Telephone companies, such as Verizon Wireless, retailers, such as Starbucks, and tech giants, such as Google, have already tapped into mobile banking in recent years, offering consumers more opportunities to use their phones like a wallet, whether in line for a latte or a shirt at the Gap.

But Apple’s move into the arena could spur millions of customers and stores to switch out the plastic in their wallet for the chip in their phone.

Lawmakers and regulators are racing to catch up with the change.

“For regulators and legislators, this is a big change,” said Jason Oxman, CEO of the Electronic Transactions Association, the trade group for payment companies. “People have been paying in the United States using plastic cards for 40 years. This is, without question, the most significant technological change in payments in four decades.”

Just this summer, the CFPB launched an investigation into the broader area of mobile financial services to get a grasp on the concept. 

“In a world where people can manage their money on the go, there is great potential to serve more consumers and allow them to take greater control of their finances,” CFPB Director Richard Cordray said in a statement, when the inquiry was announced. “But we need to make sure all consumers are protected whether they are opening their wallets or scanning the screen on their smartphones.” 

In comments that it filed with the bureau this week, the Federal Trade Commission said the technology could be revolutionary for people without a bank account and for those on the go, but it has also raised alarms about security and the privacy of people’s data.

One prime example for the new privacy concerns, Oxman said, is the data transmitted from phones that gives a person’s location.

“It was never a question for regulators or legislators: ‘Are you going to be using location-based technology for your credit card,’” he said. “Because your plastic credit card doesn’t know where you are. But your phone does.”

The privacy concerns loom, especially large for Apple, which is still dealing with the fallout from a leak of celebrities’ nude photos stored on its cloud system. 

While the latest scandal doesn't involve mobile payments, Apple will no doubt have to answer how it plans to manage consumers' private financial information.

The company seems well aware that it needs to play up its privacy protections.

Cook said during Apple Pay's unveiling that Apple won't collect purchase history, nor will it store card numbers on the device or on Apple servers.

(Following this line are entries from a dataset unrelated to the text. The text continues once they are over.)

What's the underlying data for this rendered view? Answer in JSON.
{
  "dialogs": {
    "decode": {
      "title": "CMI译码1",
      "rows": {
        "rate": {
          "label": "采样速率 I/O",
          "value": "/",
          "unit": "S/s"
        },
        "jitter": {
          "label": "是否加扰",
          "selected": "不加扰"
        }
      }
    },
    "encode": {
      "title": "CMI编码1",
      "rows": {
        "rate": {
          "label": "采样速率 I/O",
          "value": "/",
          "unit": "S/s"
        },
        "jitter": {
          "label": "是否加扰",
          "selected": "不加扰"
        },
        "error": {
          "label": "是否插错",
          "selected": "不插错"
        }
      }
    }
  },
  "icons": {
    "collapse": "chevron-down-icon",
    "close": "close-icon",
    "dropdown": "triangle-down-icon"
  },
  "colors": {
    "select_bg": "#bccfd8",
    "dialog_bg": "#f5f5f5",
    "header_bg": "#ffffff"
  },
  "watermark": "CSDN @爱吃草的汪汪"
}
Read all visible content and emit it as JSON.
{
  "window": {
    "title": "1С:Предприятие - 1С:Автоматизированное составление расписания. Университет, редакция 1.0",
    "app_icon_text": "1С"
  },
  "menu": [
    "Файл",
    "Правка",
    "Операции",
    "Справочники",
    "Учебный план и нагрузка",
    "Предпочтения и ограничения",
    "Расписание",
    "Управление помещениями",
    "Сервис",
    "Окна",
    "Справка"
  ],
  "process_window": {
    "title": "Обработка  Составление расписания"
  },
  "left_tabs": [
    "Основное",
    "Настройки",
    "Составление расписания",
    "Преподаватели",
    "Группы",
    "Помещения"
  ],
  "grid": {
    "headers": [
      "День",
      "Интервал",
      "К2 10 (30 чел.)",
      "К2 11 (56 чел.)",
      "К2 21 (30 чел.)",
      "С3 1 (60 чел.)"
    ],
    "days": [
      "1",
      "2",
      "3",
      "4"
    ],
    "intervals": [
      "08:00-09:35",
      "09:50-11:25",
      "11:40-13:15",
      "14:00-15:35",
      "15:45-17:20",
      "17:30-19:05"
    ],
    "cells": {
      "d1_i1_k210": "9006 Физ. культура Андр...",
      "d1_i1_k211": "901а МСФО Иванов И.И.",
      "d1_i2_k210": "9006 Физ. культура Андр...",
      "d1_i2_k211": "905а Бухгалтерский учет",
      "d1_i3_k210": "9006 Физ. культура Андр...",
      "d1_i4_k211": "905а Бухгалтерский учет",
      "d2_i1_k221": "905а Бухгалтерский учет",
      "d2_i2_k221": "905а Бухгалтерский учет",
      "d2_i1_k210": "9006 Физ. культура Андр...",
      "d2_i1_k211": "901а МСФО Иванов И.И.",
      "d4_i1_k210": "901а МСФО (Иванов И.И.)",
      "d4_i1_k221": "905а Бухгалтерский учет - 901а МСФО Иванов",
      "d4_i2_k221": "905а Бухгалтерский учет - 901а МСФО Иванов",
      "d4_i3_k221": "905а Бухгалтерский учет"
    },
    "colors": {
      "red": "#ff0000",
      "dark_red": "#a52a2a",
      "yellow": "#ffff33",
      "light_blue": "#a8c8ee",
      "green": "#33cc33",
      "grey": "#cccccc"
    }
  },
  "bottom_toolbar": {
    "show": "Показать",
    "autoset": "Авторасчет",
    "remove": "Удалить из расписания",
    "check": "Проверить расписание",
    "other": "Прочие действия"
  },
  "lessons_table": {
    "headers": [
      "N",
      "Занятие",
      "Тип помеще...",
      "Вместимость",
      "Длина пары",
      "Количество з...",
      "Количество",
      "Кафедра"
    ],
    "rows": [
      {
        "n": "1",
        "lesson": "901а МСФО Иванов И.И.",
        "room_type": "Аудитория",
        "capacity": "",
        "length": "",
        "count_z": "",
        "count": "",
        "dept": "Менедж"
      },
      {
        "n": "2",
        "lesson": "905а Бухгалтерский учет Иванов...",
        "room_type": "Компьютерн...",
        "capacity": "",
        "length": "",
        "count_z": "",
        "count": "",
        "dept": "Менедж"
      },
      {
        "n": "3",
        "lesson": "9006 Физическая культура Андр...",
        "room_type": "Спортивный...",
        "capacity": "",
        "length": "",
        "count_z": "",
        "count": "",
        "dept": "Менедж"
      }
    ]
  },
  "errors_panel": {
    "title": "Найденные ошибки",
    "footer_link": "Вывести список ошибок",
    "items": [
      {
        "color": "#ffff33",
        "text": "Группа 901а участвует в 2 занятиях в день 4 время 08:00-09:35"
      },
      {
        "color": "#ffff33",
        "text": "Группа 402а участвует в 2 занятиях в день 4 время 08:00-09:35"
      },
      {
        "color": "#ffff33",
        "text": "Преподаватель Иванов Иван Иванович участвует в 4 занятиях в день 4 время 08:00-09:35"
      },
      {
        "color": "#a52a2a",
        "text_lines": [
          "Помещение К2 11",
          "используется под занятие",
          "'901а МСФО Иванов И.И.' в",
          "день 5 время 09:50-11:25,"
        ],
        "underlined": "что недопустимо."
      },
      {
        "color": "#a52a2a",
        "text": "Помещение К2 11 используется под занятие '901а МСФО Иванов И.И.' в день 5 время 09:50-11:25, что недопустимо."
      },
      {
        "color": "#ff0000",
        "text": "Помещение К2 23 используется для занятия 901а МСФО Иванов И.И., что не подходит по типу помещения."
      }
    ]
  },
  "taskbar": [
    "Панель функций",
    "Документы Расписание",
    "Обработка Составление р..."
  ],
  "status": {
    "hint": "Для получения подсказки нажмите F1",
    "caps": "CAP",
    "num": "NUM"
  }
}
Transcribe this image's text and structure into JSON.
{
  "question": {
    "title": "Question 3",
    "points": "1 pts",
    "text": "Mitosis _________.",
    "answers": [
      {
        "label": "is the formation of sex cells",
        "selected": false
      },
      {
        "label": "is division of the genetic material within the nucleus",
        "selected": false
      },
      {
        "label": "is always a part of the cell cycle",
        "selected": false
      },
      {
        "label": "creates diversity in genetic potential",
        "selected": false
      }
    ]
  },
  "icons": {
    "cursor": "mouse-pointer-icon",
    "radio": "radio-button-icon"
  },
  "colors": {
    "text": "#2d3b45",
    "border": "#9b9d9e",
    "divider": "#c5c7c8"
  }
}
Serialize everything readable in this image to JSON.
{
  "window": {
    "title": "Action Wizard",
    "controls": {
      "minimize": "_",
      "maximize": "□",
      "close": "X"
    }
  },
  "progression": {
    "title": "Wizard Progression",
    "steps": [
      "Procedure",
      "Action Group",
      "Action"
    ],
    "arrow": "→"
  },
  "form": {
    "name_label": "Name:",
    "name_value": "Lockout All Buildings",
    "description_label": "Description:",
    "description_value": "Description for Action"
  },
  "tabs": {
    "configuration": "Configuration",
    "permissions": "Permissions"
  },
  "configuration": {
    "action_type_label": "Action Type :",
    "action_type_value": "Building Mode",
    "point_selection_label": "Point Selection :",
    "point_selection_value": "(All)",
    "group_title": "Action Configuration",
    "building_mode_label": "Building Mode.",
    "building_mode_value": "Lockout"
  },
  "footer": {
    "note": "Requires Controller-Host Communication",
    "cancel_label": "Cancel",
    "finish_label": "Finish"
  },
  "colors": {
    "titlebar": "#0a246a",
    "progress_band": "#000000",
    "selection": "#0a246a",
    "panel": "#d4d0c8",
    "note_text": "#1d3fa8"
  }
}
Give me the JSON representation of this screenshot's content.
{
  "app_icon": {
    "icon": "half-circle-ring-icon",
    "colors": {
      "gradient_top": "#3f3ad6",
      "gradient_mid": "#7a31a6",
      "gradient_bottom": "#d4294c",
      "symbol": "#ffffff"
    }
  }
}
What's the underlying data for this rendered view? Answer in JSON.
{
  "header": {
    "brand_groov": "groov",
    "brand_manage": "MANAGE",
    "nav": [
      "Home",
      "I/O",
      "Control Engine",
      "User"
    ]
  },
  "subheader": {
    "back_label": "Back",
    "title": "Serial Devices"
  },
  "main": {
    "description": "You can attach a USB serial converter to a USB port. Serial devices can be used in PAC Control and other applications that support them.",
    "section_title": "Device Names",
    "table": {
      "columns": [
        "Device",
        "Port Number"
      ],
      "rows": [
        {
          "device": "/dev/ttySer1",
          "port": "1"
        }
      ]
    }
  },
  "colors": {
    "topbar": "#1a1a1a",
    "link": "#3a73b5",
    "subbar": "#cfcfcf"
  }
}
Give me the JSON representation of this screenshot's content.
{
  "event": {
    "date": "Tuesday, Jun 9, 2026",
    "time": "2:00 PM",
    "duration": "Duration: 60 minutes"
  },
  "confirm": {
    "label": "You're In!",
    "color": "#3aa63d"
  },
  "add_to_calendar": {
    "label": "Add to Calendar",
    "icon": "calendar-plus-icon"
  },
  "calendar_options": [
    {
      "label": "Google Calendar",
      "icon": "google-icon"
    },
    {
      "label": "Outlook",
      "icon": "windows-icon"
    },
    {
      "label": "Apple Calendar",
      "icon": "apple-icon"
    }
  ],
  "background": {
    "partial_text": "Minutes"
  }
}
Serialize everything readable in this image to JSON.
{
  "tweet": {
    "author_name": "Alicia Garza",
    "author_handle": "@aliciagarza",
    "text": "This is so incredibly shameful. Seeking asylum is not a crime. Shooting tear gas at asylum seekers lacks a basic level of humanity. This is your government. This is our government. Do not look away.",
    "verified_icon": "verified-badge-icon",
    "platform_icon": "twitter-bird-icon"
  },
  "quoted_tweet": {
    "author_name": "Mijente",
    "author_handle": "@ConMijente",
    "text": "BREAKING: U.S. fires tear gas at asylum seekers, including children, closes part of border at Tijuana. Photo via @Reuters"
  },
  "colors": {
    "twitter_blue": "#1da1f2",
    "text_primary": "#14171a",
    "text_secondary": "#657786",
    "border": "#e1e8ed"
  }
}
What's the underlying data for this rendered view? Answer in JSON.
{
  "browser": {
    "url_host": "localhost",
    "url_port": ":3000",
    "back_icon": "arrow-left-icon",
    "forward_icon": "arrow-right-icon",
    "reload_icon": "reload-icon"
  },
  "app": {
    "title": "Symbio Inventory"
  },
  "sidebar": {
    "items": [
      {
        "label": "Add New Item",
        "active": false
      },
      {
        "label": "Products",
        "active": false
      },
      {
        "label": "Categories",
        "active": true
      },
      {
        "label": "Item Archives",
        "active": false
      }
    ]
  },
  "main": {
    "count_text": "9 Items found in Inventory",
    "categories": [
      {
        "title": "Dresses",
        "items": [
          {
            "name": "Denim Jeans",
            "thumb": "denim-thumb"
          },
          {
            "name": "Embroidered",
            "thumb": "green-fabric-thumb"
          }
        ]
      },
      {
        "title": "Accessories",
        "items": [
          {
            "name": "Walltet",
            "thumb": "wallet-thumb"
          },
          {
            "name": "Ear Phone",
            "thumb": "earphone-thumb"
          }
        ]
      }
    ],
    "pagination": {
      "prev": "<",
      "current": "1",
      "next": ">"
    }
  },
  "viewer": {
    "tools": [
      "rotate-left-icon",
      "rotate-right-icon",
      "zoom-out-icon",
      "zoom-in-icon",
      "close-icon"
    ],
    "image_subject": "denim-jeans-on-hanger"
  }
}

Instead, the company will assign a device account number that's linked to a consumers' phone.

“Security and privacy is at the core of Apple Pay,” said Eddy Cue, Apple’s senior vice president of Internet Software and Services, in a public statement following Apple Pay's announcement. “If your iPhone is lost or stolen, you can use Find My iPhone to quickly suspend payments from that device.”

As far as whether traditional financial rules will apply to Apple, Washington seems to be in wait-and-see mode.

Carol Van Cleef, a co-chair of the global payments practice at Manatt, Phelps & Phillips, said Apple might have immunized itself from causing too much of a regulatory stir by serving merely as a middleman for people’s credit cards, instead of getting involved directly.

“They don’t seem to be any way involved in the flow of funds with this model,” she said. “By taking themselves outside the flow of funds — that they’re not touching the money — it eliminates many of the regulatory complications.” 

Banks and credit unions are certainly taking Apple Pay seriously.

Kevin Rowland, MasterCard USA vice president of strategic partnerships, is scheduled to brief the National Association of Federal Credit Unions (NAFCU) on Wednesday about it.

“Credit unions have embraced mobile technology and are looking to be part of every wallet, whether Apple’s, Google’s or CU Wallet, as they are known for their superior member service,” said NAFCU Director of Public Relations Patty Briotta.

It remains to be seen whether shoppers and regulators will embrace new service. But if Apple has its way, iPhones will do for people's wallet just what they did for their music players, maps and beepers before it.

“Apple Pay will forever change the way all of us buy things,” Cook said.